… doing burpees.
We eat too much, often the wrong kind of food—and move around too little. Most people neglect their bodies to the degree where the body can’t take care of itself anymore. One day, it gets out of shape so badly it goes into a tailspin, and then only the most strong-willed of us can put it back on track.
Burpees lower the threshold back to salvation more than anything else. I hate burpees and I love burpees—for three reasons.
1. It’s simple
You can do it everywhere: in your bedroom, at the roadside, in a hotel room, even at the back of the plane on transcontinental flights. And you need no trainer to teach you the technique.
2. It’s effective
Burpees is your ticket to the Hell of Anaerobic Exercise. This is the place for lazy bags like me who hate wasting time on unproductive things like exercising. Just a few minutes of pain and sweaty misery sprinkled throughout your daily/weekly routine will burn your calories and build your muscle mass like nothing else.
3. It’s scaleable
Even if you’re extremely out of shape, burpees are scaleable enough to accommodate you.
The founder of the Soviet state Vladimir Lenin was amazed to discover the magic of burpees when he was grounded in a police lock-up. Being an atheist vigilante, he called the variation of this exercise “prayer bends”. In one of his letters, he wrote of his “50 prayer bends challenge” (В.И. Ленин. Полное собрание сочинений. Том 55, стр.72).
The key to success is to use your heart rate for steering the exercise. You’ll need an HR measuring device that shows you the HR continuously while you’re torturing yourself.
I always include the anaerobic self-torturing at the start of every training session. I’m pushing 60, so my safe anaerobic range is between 142–160 BPM.
I do 5 anaerobic sets that take me about 10 minutes.
- I spurt (or use the elliptical) to push my HR to 150.
- Once my HR gets up to 150, I keep up the effort so that it stays between 150 and 160, and do this for 1 minute.
- After 1 minute, I cool down to get the HR to under 130.
- Once under 130, I spurt again up to 150, take 1 minute, then cool down again.
These 10 minutes are usually the most miserable ones of my day. But that’s exactly what they are supposed to be. I take these minutes as a reasonable penance for enjoying myself the rest of the time.
No pain, no gain is exactly what’s at play here.
However, the heart rate according to the table above is something you shall never, never, never challenge. Even with a strong heart, there’s always a risk you can push it too far if you go beyond the hot red zone.
This is why you must progress slowly, and always have the HR displayed in front of you.
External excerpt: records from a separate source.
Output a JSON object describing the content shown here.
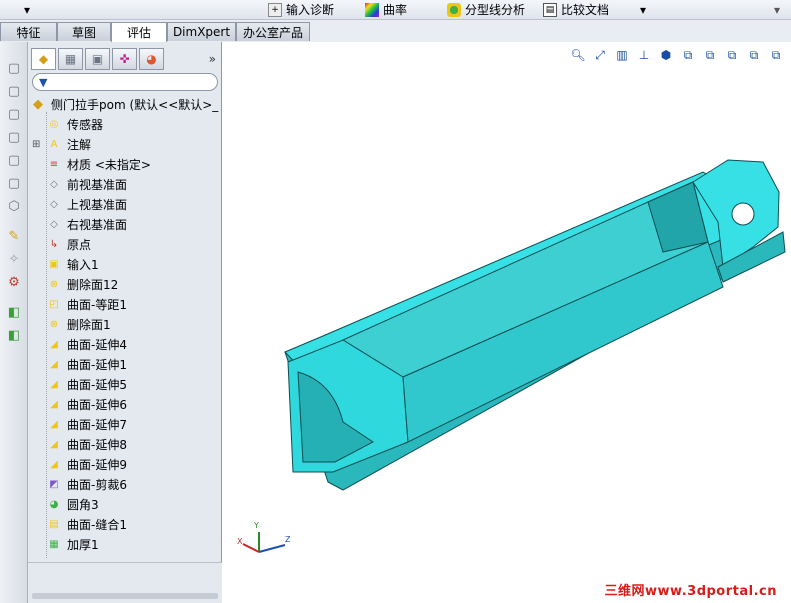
{
  "toolbar": {
    "items": [
      {
        "label": "输入诊断",
        "icon": "import-diagnostics-icon"
      },
      {
        "label": "曲率",
        "icon": "curvature-icon"
      },
      {
        "label": "分型线分析",
        "icon": "parting-line-analysis-icon"
      },
      {
        "label": "比较文档",
        "icon": "compare-documents-icon"
      }
    ]
  },
  "tabs": [
    {
      "label": "特征",
      "active": false
    },
    {
      "label": "草图",
      "active": false
    },
    {
      "label": "评估",
      "active": true
    },
    {
      "label": "DimXpert",
      "active": false
    },
    {
      "label": "办公室产品",
      "active": false
    }
  ],
  "feature_manager": {
    "panel_tabs": [
      {
        "icon": "feature-manager-icon",
        "active": true
      },
      {
        "icon": "property-manager-icon",
        "active": false
      },
      {
        "icon": "configuration-manager-icon",
        "active": false
      },
      {
        "icon": "dimxpert-manager-icon",
        "active": false
      },
      {
        "icon": "display-manager-icon",
        "active": false
      }
    ],
    "more_label": "»",
    "root_label": "侧门拉手pom (默认<<默认>_",
    "items": [
      {
        "label": "传感器",
        "icon": "sensors-icon",
        "color": "#f0c419"
      },
      {
        "label": "注解",
        "icon": "annotations-icon",
        "color": "#f0c419",
        "expandable": true
      },
      {
        "label": "材质 <未指定>",
        "icon": "material-icon",
        "color": "#d13838"
      },
      {
        "label": "前视基准面",
        "icon": "plane-icon",
        "color": "#6a7482"
      },
      {
        "label": "上视基准面",
        "icon": "plane-icon",
        "color": "#6a7482"
      },
      {
        "label": "右视基准面",
        "icon": "plane-icon",
        "color": "#6a7482"
      },
      {
        "label": "原点",
        "icon": "origin-icon",
        "color": "#c0392b"
      },
      {
        "label": "输入1",
        "icon": "imported-body-icon",
        "color": "#f0c419"
      },
      {
        "label": "删除面12",
        "icon": "delete-face-icon",
        "color": "#f0c419"
      },
      {
        "label": "曲面-等距1",
        "icon": "offset-surface-icon",
        "color": "#f0c419"
      },
      {
        "label": "删除面1",
        "icon": "delete-face-icon",
        "color": "#f0c419"
      },
      {
        "label": "曲面-延伸4",
        "icon": "extend-surface-icon",
        "color": "#f0c419"
      },
      {
        "label": "曲面-延伸1",
        "icon": "extend-surface-icon",
        "color": "#f0c419"
      },
      {
        "label": "曲面-延伸5",
        "icon": "extend-surface-icon",
        "color": "#f0c419"
      },
      {
        "label": "曲面-延伸6",
        "icon": "extend-surface-icon",
        "color": "#f0c419"
      },
      {
        "label": "曲面-延伸7",
        "icon": "extend-surface-icon",
        "color": "#f0c419"
      },
      {
        "label": "曲面-延伸8",
        "icon": "extend-surface-icon",
        "color": "#f0c419"
      },
      {
        "label": "曲面-延伸9",
        "icon": "extend-surface-icon",
        "color": "#f0c419"
      },
      {
        "label": "曲面-剪裁6",
        "icon": "trim-surface-icon",
        "color": "#7b5ac8"
      },
      {
        "label": "圆角3",
        "icon": "fillet-icon",
        "color": "#3cb043"
      },
      {
        "label": "曲面-缝合1",
        "icon": "knit-surface-icon",
        "color": "#f0c419"
      },
      {
        "label": "加厚1",
        "icon": "thicken-icon",
        "color": "#3cb043"
      }
    ]
  },
  "viewport": {
    "model_color": "#2fd8dc",
    "watermark": "三维网www.3dportal.cn",
    "triad": {
      "x": "X",
      "y": "Y",
      "z": "Z"
    }
  }
}
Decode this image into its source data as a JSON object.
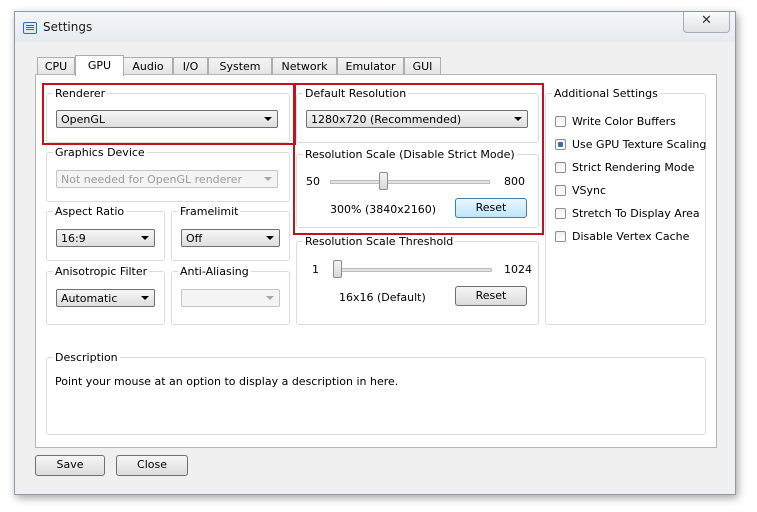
{
  "window": {
    "title": "Settings",
    "close_glyph": "✕"
  },
  "tabs": [
    "CPU",
    "GPU",
    "Audio",
    "I/O",
    "System",
    "Network",
    "Emulator",
    "GUI"
  ],
  "active_tab": "GPU",
  "renderer": {
    "label": "Renderer",
    "value": "OpenGL"
  },
  "graphics_device": {
    "label": "Graphics Device",
    "value": "Not needed for OpenGL renderer"
  },
  "aspect_ratio": {
    "label": "Aspect Ratio",
    "value": "16:9"
  },
  "framelimit": {
    "label": "Framelimit",
    "value": "Off"
  },
  "anisotropic_filter": {
    "label": "Anisotropic Filter",
    "value": "Automatic"
  },
  "anti_aliasing": {
    "label": "Anti-Aliasing",
    "value": ""
  },
  "default_resolution": {
    "label": "Default Resolution",
    "value": "1280x720 (Recommended)"
  },
  "resolution_scale": {
    "label": "Resolution Scale (Disable Strict Mode)",
    "min": "50",
    "max": "800",
    "value_text": "300% (3840x2160)",
    "reset_label": "Reset",
    "slider_fraction": 0.33
  },
  "resolution_threshold": {
    "label": "Resolution Scale Threshold",
    "min": "1",
    "max": "1024",
    "value_text": "16x16 (Default)",
    "reset_label": "Reset",
    "slider_fraction": 0.0
  },
  "additional_settings": {
    "label": "Additional Settings",
    "items": [
      {
        "label": "Write Color Buffers",
        "checked": false
      },
      {
        "label": "Use GPU Texture Scaling",
        "checked": true
      },
      {
        "label": "Strict Rendering Mode",
        "checked": false
      },
      {
        "label": "VSync",
        "checked": false
      },
      {
        "label": "Stretch To Display Area",
        "checked": false
      },
      {
        "label": "Disable Vertex Cache",
        "checked": false
      }
    ]
  },
  "description": {
    "label": "Description",
    "text": "Point your mouse at an option to display a description in here."
  },
  "footer": {
    "save_label": "Save",
    "close_label": "Close"
  },
  "colors": {
    "highlight": "#c0141c",
    "accent": "#3c7fb1"
  }
}
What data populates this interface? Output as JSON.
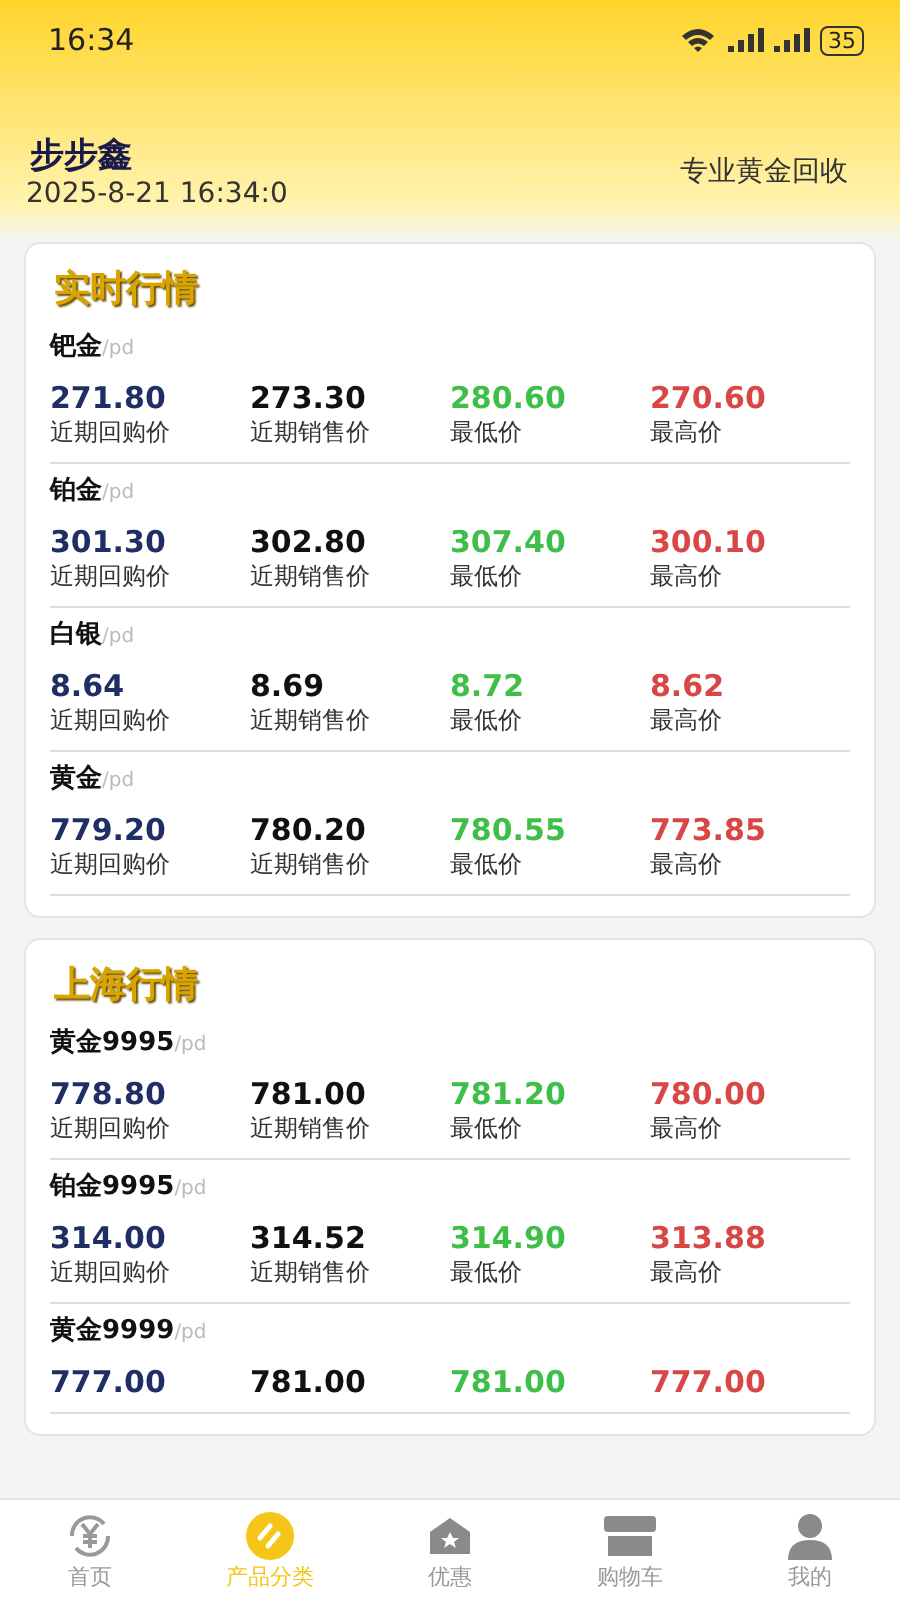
{
  "status_bar": {
    "time": "16:34",
    "battery": "35"
  },
  "header": {
    "brand": "步步鑫",
    "datetime": "2025-8-21 16:34:0",
    "slogan": "专业黄金回收"
  },
  "sections": [
    {
      "title": "实时行情",
      "items": [
        {
          "name": "钯金",
          "unit": "/pd",
          "prices": [
            {
              "kind": "buy",
              "value": "271.80",
              "label": "近期回购价"
            },
            {
              "kind": "sell",
              "value": "273.30",
              "label": "近期销售价"
            },
            {
              "kind": "low",
              "value": "280.60",
              "label": "最低价"
            },
            {
              "kind": "high",
              "value": "270.60",
              "label": "最高价"
            }
          ]
        },
        {
          "name": "铂金",
          "unit": "/pd",
          "prices": [
            {
              "kind": "buy",
              "value": "301.30",
              "label": "近期回购价"
            },
            {
              "kind": "sell",
              "value": "302.80",
              "label": "近期销售价"
            },
            {
              "kind": "low",
              "value": "307.40",
              "label": "最低价"
            },
            {
              "kind": "high",
              "value": "300.10",
              "label": "最高价"
            }
          ]
        },
        {
          "name": "白银",
          "unit": "/pd",
          "prices": [
            {
              "kind": "buy",
              "value": "8.64",
              "label": "近期回购价"
            },
            {
              "kind": "sell",
              "value": "8.69",
              "label": "近期销售价"
            },
            {
              "kind": "low",
              "value": "8.72",
              "label": "最低价"
            },
            {
              "kind": "high",
              "value": "8.62",
              "label": "最高价"
            }
          ]
        },
        {
          "name": "黄金",
          "unit": "/pd",
          "prices": [
            {
              "kind": "buy",
              "value": "779.20",
              "label": "近期回购价"
            },
            {
              "kind": "sell",
              "value": "780.20",
              "label": "近期销售价"
            },
            {
              "kind": "low",
              "value": "780.55",
              "label": "最低价"
            },
            {
              "kind": "high",
              "value": "773.85",
              "label": "最高价"
            }
          ]
        }
      ]
    },
    {
      "title": "上海行情",
      "items": [
        {
          "name": "黄金9995",
          "unit": "/pd",
          "prices": [
            {
              "kind": "buy",
              "value": "778.80",
              "label": "近期回购价"
            },
            {
              "kind": "sell",
              "value": "781.00",
              "label": "近期销售价"
            },
            {
              "kind": "low",
              "value": "781.20",
              "label": "最低价"
            },
            {
              "kind": "high",
              "value": "780.00",
              "label": "最高价"
            }
          ]
        },
        {
          "name": "铂金9995",
          "unit": "/pd",
          "prices": [
            {
              "kind": "buy",
              "value": "314.00",
              "label": "近期回购价"
            },
            {
              "kind": "sell",
              "value": "314.52",
              "label": "近期销售价"
            },
            {
              "kind": "low",
              "value": "314.90",
              "label": "最低价"
            },
            {
              "kind": "high",
              "value": "313.88",
              "label": "最高价"
            }
          ]
        },
        {
          "name": "黄金9999",
          "unit": "/pd",
          "prices": [
            {
              "kind": "buy",
              "value": "777.00"
            },
            {
              "kind": "sell",
              "value": "781.00"
            },
            {
              "kind": "low",
              "value": "781.00"
            },
            {
              "kind": "high",
              "value": "777.00"
            }
          ]
        }
      ]
    }
  ],
  "tab_bar": [
    {
      "kind": "home",
      "label": "首页",
      "selected": false
    },
    {
      "kind": "category",
      "label": "产品分类",
      "selected": true
    },
    {
      "kind": "offers",
      "label": "优惠",
      "selected": false
    },
    {
      "kind": "cart",
      "label": "购物车",
      "selected": false
    },
    {
      "kind": "mine",
      "label": "我的",
      "selected": false
    }
  ]
}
Talk to your doctor, start in humility, observe your body’s reaction, stay safe. Best of all, find yourself a good PT for the first few sessions: it gives you both better motivation and builds up a safe routine that you can start tweaking to your heart’s content.
For measuring your HR you can use any belt device you fix to your chest. For example, this cheap Wahoo thingie can pair with the iPhone you keep in front of you.
Footnote: I’m a certified PT.